"BORN IN THE DESERT has a girl group sweetness to mix melded with some buzzing punk energy. Another winner from Serious Business Records!" Dagger eZine
"'Born In The Desert' (Serious Business) I was not sure if this was just purely great rock n roll or if it sounded like a band on a TV show when a girl on the show joins a band. Then I heard some cowbell and decided it was just purely great rock n roll. Plus some cool old school girl harmony stuff elevates this."
"Childhood friends Boshra AlSaadi and Nicole Greco interlock their buzzing riffs and lilting harmonies with effortlessness, while bassist AJ Lambert and drummer Robbie Overbey hold down the driving rhythms with ease. With their unabashedly poppy, rough-and-tumble gems, they could have made a great split LP with the Phil Spector-era Ramones. Born in the Desert's production comes courtesy of Erik Paparazzi (Cat Power) and trades in the stripped-down production of the previous album for lush and jagged soundscapes. They play infectious short stories wrapped in rock candy. For a taste of the sound, imagine the Buzzcocks sitting in with the Shangri-Las. Then sprinkle a generous handful of Joan Jett grit on top, and you're starting to get there.

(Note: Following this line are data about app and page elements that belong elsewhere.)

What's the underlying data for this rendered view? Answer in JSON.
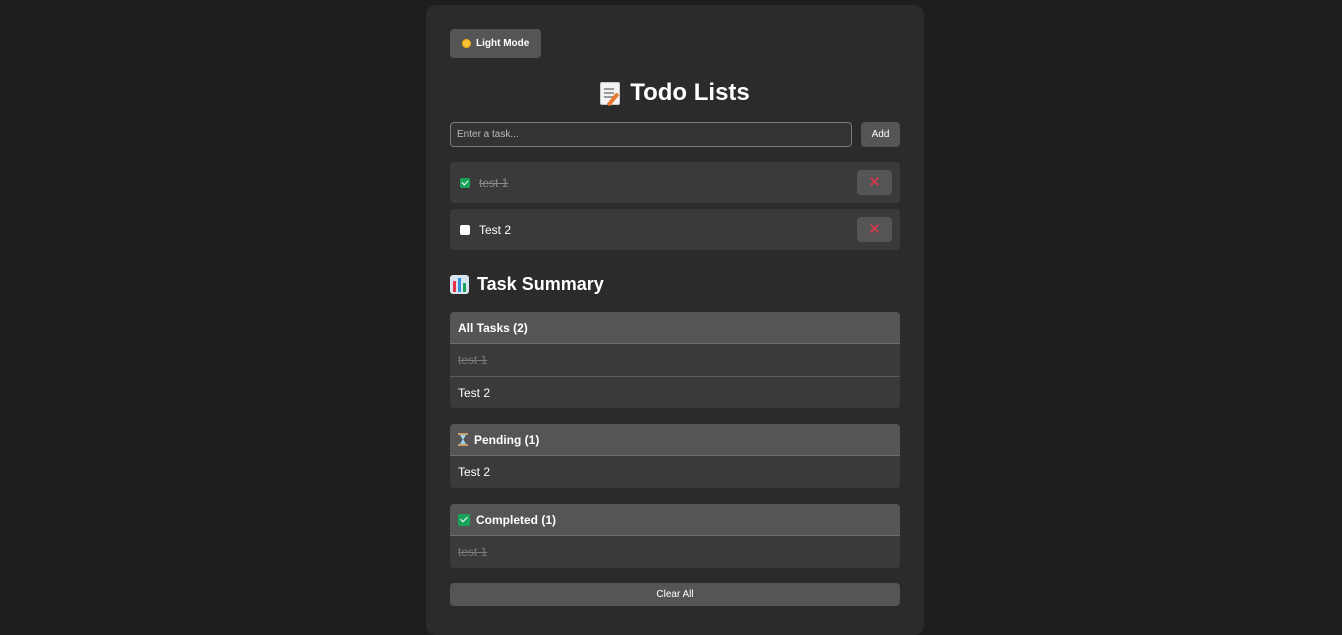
{
  "theme_toggle": {
    "label": "Light Mode",
    "icon": "sun-icon"
  },
  "header": {
    "title": "Todo Lists",
    "icon": "memo-icon"
  },
  "add_form": {
    "placeholder": "Enter a task...",
    "value": "",
    "add_label": "Add"
  },
  "todos": [
    {
      "text": "test 1",
      "completed": true,
      "delete_icon": "close-icon"
    },
    {
      "text": "Test 2",
      "completed": false,
      "delete_icon": "close-icon"
    }
  ],
  "summary": {
    "title": "Task Summary",
    "icon": "bar-chart-icon",
    "groups": {
      "all": {
        "label": "All Tasks (2)",
        "items": [
          "test 1",
          "Test 2"
        ]
      },
      "pending": {
        "label": "Pending (1)",
        "icon": "hourglass-icon",
        "items": [
          "Test 2"
        ]
      },
      "completed": {
        "label": "Completed (1)",
        "icon": "check-icon",
        "items": [
          "test 1"
        ]
      }
    }
  },
  "clear_all_label": "Clear All",
  "colors": {
    "page_bg": "#1e1e1e",
    "card_bg": "#2b2b2b",
    "button_bg": "#555555",
    "item_bg": "#3a3a3a",
    "delete_accent": "#e8334a",
    "done_accent": "#1aa35a"
  }
}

The new CD's subject matter is tough, bittersweet and celebratory. Each song is a distinctly strange slice of desire and anxiety, sweetened by punk guitar heroics and an airtight rhythm section that catapults the narrative forward with the brave glee of the first sledder down a freshly snow-covered slope. The Smiths-referencing "After My Divorce" chronicles the glamorous life of a divorcee who moves to New York, sips Campari and assures us to a demanding drum beat that she'd "do it again" if given the chance. The title track, with its proclamation that "I'm the hero of my own life," sounds absolutely huge. The uncommonly evocative "Animal Dreams" manages to be both foreboding and exhilarating. "

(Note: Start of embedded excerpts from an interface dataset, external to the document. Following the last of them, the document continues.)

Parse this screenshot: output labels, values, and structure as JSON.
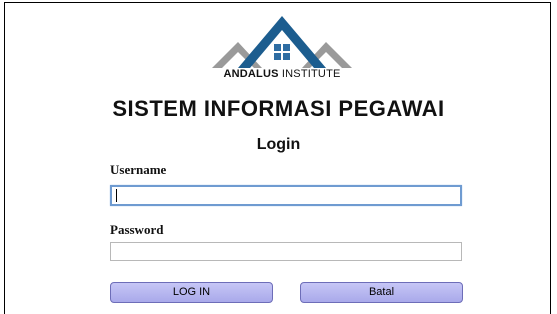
{
  "brand": {
    "logo_text_bold": "ANDALUS",
    "logo_text_rest": " INSTITUTE",
    "colors": {
      "mountain": "#9a9a9a",
      "roof": "#1c5d8f",
      "window": "#2e6da3"
    }
  },
  "header": {
    "title": "SISTEM INFORMASI PEGAWAI",
    "subtitle": "Login"
  },
  "form": {
    "username_label": "Username",
    "username_value": "",
    "password_label": "Password",
    "password_value": "",
    "login_button": "LOG IN",
    "cancel_button": "Batal"
  }
}
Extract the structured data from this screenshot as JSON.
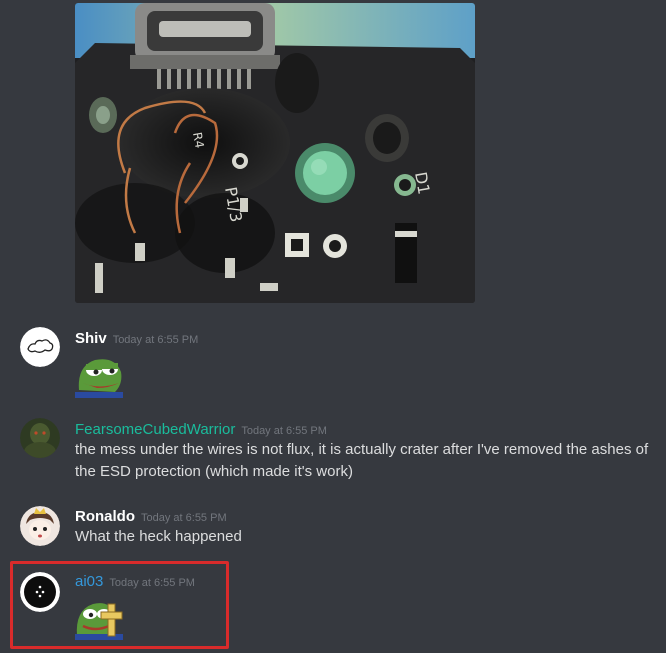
{
  "messages": [
    {
      "username": "Shiv",
      "timestamp": "Today at 6:55 PM",
      "name_color": "#ffffff",
      "emoji": "pepe-smug-emoji"
    },
    {
      "username": "FearsomeCubedWarrior",
      "timestamp": "Today at 6:55 PM",
      "name_color": "#1abc9c",
      "text": "the mess under the wires is not flux, it is actually crater after I've removed the ashes of the ESD protection (which made it's work)"
    },
    {
      "username": "Ronaldo",
      "timestamp": "Today at 6:55 PM",
      "name_color": "#ffffff",
      "text": "What the heck happened"
    },
    {
      "username": "ai03",
      "timestamp": "Today at 6:55 PM",
      "name_color": "#3498db",
      "emoji": "pepe-cross-emoji"
    }
  ],
  "colors": {
    "background": "#36393f",
    "text": "#dcddde",
    "timestamp": "#72767d",
    "highlight": "#d92b2b"
  }
}
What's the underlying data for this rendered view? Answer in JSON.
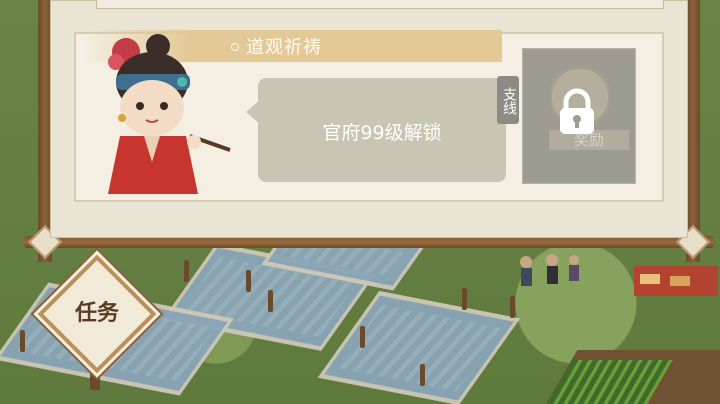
{
  "quest": {
    "title": "道观祈祷",
    "unlock_message": "官府99级解锁",
    "tag": "支线",
    "reward_label": "奖励",
    "locked": true
  },
  "task_button": {
    "label": "任务"
  },
  "icons": [
    "lock-icon",
    "coin-icon",
    "character-portrait",
    "title-dot-icon"
  ],
  "colors": {
    "panel_bg": "#e9e4d3",
    "banner": "#e3c996",
    "bubble": "#c8c5b3",
    "frame_wood": "#8b6238"
  }
}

"Looker do pull off something that that is extremely hard to do in my book – it’s that classic Blondie/Missing Persons new wave pop sound that sounds easy to do in principle but extremely hard to pull off in the real world of 2008." Not Lame Recordings
"Friday, November 14 Looker - Born in the Desert (Serious Business Records) Boshra AlSaadi and Nicole Greco met teenagers at a painting class they took in Pennsylvania then went back to their respective lives. They kept in touch, though, writing letter and trading mix tapes. Nowadays, they write songs and trade vocals in a band called Looker -- judging from the band's new CD "Born in the Desert," I imagine the mix tapes were pretty cool.
My best guess is that the mix tapes were filled with energetic and melodic punk and new wave from the late '70s and early '80s, because that's what their band produces. It's loud and fast, but with jingles and jangles that bring The Smiths or The Primitives to mind -- crossed with, say, The Undertones, with whom the band has toured -- mixed with some surf styles, '60s girl groups and, strangest of all, maybe some early Heart and a touch of The Sweet.
Listing off the ingredients makes the music sound like a pastiche, but it's not -- the styles cling together tightly and never unravel. The band isn't aping song styles, it's living them, wrapping them around each other and coming up with its own sound rather than settling for the current trend of derivative power punk for teens.
My favorite song? "Master's Gone Away," a song that almost qualifies as a ditty, with it's catchy guitar grind, "Ballroom Blitz" drum refrain and the chorus "Jimmy Crack Corn and I don't care at all," it's irresistible. There's not a losing track on the album though -- and in this current scene of posing emo boys pretending to be some kind of '80s power punks that never really existed, Looker gives me hope that every now and then, my ear will catch the sound of the real deal."
-John E. Mitchell, the North Adams Transcript